South Africa is the super power of the Southern African Customs Union and the Southern African Development Community, Brazil is by far the most influential member of the Mercosur trading bloc of South America, and India has the largest economy in southern Asia.
Ahead of the summit, a number of related activities will take place in Sandton, Johannesburg. These include meetings of 14 working groups, the IBSA Woman’s Initiative, IBSA Academics Forum and IBSA Business Forum, as well as a seminar on technology transfer and a number of cultural events.
The 14 working groups representing various government departments cover agriculture, climate change, defence, education, energy, health, technology, social issues, tourism, trade and transport — amongst others.
The three IBSA countries drew together as they share common political objectives, representing emerging nations with similar socio-political goals. All three have rapidly growing economies, while at the same time large proportions of their populations are struggling to lift themselves out of poverty.
IBSA leaders have tried to transform their political and economic parallels into a basis for greater economic co-operation. They argue that working together, they will have greater leverage when negotiating with countries of the North for better trade conditions under the auspices of the World Trade Organisation (WTO).
Since IBSA was formed in 2003, trade between the three member states has increased considerably.
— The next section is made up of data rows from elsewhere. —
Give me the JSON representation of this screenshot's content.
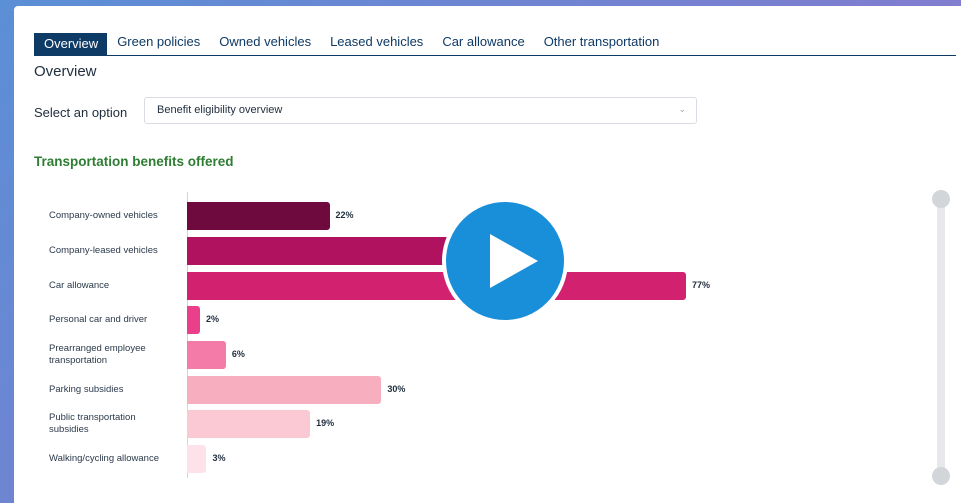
{
  "tabs": [
    {
      "label": "Overview",
      "active": true
    },
    {
      "label": "Green policies",
      "active": false
    },
    {
      "label": "Owned vehicles",
      "active": false
    },
    {
      "label": "Leased vehicles",
      "active": false
    },
    {
      "label": "Car allowance",
      "active": false
    },
    {
      "label": "Other transportation",
      "active": false
    }
  ],
  "page_title": "Overview",
  "select": {
    "label": "Select an option",
    "value": "Benefit eligibility overview"
  },
  "section_title": "Transportation benefits offered",
  "colors": {
    "tab_active": "#0e3a66",
    "section_title": "#2e7d32",
    "play_button": "#1a8fd9",
    "bars": [
      "#6e0a3e",
      "#b0125f",
      "#d2226f",
      "#ea3f8a",
      "#f47aa7",
      "#f7aebf",
      "#fac9d4",
      "#fde3e9"
    ]
  },
  "icons": {
    "play": "play-icon",
    "select_chevron": "chevron-down-icon"
  },
  "chart_data": {
    "type": "bar",
    "orientation": "horizontal",
    "categories": [
      "Company-owned vehicles",
      "Company-leased vehicles",
      "Car allowance",
      "Personal car and driver",
      "Prearranged employee transportation",
      "Parking subsidies",
      "Public transportation subsidies",
      "Walking/cycling allowance"
    ],
    "values": [
      22,
      null,
      77,
      2,
      6,
      30,
      19,
      3
    ],
    "value_labels": [
      "22%",
      "",
      "77%",
      "2%",
      "6%",
      "30%",
      "19%",
      "3%"
    ],
    "value_suffix": "%",
    "title": "Transportation benefits offered",
    "xlim": [
      0,
      100
    ],
    "grid": false
  }
}
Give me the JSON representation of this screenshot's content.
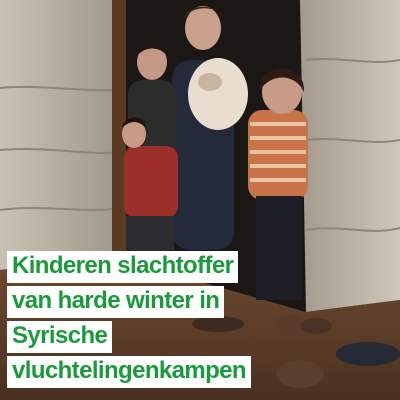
{
  "headline": {
    "lines": [
      "Kinderen slachtoffer",
      "van harde winter in",
      "Syrische",
      "vluchtelingenkampen"
    ]
  },
  "colors": {
    "headline_text": "#1b9a3c",
    "headline_background": "#ffffff"
  }
}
As ambassador Jerry Matjila, head of the Asia and Middle East section of the South African Department of Foreign Affairs has remarked, "Trade figures are healthy and stand now at between six and seven billion dollars."
He was optimistic that when a new free trade agreement is signed, the prospects for growth would be even greater: "...when we create a common framework (trilateral agreement) then we might well reach our target of ten billion dollars."
In spite of Matjila’s enthusiasm for the future of trilateral trade, a reality check reveals that all three IBSA members still do by far most of their business with industrialised countries.
In WTO trade figures for 2005, Brazil, India and South Africa list the European Union as their number one destination for exports, and the biggest source of imports. None of the IBSA countries features in the lists of the top five trading partners of any of the other member states.
Trilateral trade has grown impressively, but off a very low baseline. The WTO says that from 2004 to 2006, Brazil’s trade with India increased by 170 percent and its trade with South Africa by 86 percent.
While trade between the three countries is likely to carry on growing in the immediate future, it is unlikely to reach the lofty goals set by IBSA leaders, say certain commentators. "All three countries are essentially competitors for export share to developed markets," Dirk Ernst van Seventer, senior economist at Trade and Industrial Policy Strategies, a Johannesburg think-tank, explains.
He says that the IBSA member states will have to make significant sacrifices in their domestic economies in order to make the trading bloc less competitive internally, but more competitive externally. Van Seventer implied that he did not believe IBSA governments would make the short term political sacrifices required to attain the desired long term economic goals.
Da Silva, on his seventh trip to the African continent, is making controversial stopovers en route to the IBSA summit. Brazilian media have been critical of the leader, who has always been outspoken about his commitment to democratic values, yet chose to visit three countries with dubious track records in the practice of democracy: Burkina Faso, the Republic of Congo and Angola.
The Brazilian president will meet his Burkinabé counterpart, Blaise Compaoré, on Oct. 15, the 20th anniversary of the coup d’etat that brought Compaoré to power and saw the murder of his former ally, Thomas Sankara.
Congolese President Denis Sassou-Nguesso and President José Eduardo dos Santos of Angola have both held onto power firmly since 1979.
Singh will pay a short visit to Nigeria on his way to the IBSA summit.